The Yogic state of Samadhi which liberates the mind from its dependence on and attachment to the physical sensations brings one first of all to the inner vital and mental consciousness. Those who experience this state report that there is a much freer and more flexible action of the consciousness, and a range that allows perceptions on the physical, subtle-physical, vital and mental planes. Because the physical senses are not the means of interaction with the world, there can be a much finer and subtler sense of perception at work that impinges directly on the mind.
Sri Aurobindo explains: “It is able first to take cognizance of all things whether in the material world or upon other planes by aid of perceptible images, not only images of things visible, but of sounds, touch, smell, taste, movement, action, of all that makes itself sensible to the mind and its organs. For the mind in Samadhi has access to the inner space called sometimes the cidakasha, to depths of more and more subtle ether which are heavily curtained from the physical sense by the grosser ether of the material universe, and all things sensible, whether in the material world or any other, create reconstituting vibrations, sensible echoes, reproductions, recurrent images of themselves which that subtler ether receives and retains.”
Just as the physical scientists work to extend the range of perception of the physical world through the development of enhancements and tools such as microscopes, telescopes, etc., the scientists of consciousness can work to gain greater abilities to perceive and respond than the mind trapped in the physical consciousness can wield. These new powers help to bring a new understanding of the universal manifestation, the Oneness and the interaction of all beings, forms and forces in one coordinated whole.

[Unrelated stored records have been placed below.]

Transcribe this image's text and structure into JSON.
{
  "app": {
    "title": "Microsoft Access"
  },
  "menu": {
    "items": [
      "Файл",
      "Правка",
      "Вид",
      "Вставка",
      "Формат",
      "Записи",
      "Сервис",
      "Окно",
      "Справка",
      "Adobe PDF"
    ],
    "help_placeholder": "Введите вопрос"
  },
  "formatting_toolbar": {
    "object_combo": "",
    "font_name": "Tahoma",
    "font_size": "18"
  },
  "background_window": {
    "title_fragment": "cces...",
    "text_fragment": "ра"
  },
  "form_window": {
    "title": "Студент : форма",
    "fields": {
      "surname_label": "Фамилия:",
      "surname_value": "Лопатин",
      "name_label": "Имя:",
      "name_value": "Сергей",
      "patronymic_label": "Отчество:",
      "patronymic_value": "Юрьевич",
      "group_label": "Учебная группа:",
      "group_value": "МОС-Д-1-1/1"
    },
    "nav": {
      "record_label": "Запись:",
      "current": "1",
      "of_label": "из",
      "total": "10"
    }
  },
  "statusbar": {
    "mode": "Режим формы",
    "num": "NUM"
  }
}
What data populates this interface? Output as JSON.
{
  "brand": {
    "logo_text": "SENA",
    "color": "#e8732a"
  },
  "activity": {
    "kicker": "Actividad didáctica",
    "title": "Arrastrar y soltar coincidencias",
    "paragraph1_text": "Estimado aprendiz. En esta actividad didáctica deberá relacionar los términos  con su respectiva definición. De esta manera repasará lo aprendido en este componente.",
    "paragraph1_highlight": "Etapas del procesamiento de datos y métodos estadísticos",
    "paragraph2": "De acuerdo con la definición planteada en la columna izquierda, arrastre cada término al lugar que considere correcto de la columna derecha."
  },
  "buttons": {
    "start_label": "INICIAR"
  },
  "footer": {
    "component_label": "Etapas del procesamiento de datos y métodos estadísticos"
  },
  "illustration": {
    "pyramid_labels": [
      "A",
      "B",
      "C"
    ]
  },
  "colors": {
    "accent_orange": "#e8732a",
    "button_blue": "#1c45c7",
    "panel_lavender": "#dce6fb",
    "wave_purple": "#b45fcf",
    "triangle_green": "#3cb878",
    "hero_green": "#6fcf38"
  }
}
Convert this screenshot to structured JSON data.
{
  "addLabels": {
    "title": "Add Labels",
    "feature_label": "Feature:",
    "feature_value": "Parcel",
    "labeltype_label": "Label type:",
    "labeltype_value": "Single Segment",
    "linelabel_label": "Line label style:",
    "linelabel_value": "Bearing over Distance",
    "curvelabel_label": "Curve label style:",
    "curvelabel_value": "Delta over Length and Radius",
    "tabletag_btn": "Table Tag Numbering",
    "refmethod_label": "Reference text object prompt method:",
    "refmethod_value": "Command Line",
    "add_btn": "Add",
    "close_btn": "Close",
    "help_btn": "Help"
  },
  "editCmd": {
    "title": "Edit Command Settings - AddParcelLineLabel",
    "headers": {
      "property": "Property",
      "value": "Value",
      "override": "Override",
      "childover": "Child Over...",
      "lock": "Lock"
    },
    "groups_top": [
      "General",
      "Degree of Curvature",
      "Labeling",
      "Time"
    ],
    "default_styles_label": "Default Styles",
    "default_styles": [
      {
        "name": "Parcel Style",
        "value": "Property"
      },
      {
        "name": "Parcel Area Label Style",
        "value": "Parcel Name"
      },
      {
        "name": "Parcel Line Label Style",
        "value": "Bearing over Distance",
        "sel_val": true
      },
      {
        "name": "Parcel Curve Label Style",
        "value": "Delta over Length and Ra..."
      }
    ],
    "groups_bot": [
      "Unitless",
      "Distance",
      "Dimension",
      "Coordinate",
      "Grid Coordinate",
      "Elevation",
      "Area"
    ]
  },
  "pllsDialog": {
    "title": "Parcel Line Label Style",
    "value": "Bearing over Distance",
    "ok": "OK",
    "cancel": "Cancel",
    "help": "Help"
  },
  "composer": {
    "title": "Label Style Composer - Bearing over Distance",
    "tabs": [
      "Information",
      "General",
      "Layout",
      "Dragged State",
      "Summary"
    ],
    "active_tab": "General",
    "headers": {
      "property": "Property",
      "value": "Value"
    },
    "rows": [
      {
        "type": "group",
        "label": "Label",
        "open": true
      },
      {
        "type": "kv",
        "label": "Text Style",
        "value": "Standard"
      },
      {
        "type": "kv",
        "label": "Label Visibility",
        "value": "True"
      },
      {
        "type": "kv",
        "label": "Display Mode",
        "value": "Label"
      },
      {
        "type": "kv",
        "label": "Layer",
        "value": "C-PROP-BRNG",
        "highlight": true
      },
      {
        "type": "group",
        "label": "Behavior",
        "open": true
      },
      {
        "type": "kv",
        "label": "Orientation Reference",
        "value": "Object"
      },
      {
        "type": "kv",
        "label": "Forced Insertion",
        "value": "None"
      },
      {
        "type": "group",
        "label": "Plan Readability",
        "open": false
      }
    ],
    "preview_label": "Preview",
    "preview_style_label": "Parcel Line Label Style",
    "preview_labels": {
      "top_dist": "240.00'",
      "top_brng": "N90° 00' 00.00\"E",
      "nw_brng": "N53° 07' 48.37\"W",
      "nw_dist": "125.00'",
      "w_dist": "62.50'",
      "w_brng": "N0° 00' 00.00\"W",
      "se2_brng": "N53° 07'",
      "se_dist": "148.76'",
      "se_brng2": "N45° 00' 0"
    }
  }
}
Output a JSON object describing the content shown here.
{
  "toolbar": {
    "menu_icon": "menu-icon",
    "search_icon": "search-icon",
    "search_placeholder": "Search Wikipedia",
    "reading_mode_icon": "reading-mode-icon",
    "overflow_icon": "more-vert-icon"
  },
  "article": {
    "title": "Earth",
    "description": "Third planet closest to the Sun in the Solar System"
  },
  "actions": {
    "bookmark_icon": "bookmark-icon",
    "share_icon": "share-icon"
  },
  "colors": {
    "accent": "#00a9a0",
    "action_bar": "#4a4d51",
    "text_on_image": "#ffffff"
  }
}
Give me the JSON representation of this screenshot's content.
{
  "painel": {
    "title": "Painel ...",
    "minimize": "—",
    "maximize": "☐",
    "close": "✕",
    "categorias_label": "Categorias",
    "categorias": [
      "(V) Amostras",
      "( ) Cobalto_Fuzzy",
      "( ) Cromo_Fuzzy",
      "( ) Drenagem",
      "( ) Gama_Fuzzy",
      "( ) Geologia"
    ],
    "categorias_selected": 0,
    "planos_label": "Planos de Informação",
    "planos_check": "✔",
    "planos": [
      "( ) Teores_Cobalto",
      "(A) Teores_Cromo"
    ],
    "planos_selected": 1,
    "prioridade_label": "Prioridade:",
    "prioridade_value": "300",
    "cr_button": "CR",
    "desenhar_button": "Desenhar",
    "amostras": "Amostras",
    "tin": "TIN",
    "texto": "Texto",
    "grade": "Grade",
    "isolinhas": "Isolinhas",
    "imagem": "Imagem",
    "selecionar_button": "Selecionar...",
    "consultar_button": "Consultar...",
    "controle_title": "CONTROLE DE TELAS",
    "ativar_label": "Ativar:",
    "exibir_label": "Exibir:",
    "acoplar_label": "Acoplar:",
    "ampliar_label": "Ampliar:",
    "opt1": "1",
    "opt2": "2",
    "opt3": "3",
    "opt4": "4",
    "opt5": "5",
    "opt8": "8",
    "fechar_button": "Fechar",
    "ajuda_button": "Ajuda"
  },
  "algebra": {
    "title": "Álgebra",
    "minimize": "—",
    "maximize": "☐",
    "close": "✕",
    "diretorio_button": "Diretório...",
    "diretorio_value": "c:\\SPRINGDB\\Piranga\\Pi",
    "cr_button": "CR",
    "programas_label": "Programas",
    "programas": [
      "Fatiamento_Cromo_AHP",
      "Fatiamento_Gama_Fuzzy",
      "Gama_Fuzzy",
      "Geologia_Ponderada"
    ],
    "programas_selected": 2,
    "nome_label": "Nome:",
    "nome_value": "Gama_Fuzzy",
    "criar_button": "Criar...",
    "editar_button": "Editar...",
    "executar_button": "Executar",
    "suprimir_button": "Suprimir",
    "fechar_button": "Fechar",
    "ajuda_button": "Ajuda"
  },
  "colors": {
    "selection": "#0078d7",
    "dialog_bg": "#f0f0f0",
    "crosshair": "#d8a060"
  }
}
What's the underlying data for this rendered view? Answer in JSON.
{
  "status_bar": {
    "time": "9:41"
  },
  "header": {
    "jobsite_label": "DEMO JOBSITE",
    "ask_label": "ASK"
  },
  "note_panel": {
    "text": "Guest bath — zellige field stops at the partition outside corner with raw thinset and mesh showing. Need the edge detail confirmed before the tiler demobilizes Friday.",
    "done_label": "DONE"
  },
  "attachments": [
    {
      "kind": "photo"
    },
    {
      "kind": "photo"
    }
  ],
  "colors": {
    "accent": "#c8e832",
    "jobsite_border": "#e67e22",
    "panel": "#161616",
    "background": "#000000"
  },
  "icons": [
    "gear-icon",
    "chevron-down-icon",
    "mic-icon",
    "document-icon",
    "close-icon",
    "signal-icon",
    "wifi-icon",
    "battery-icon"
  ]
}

Sri Aurobindo, The Synthesis of Yoga, Part Two: The Yoga of Integral Knowledge, Chapter 26, Samadhi, pg. 502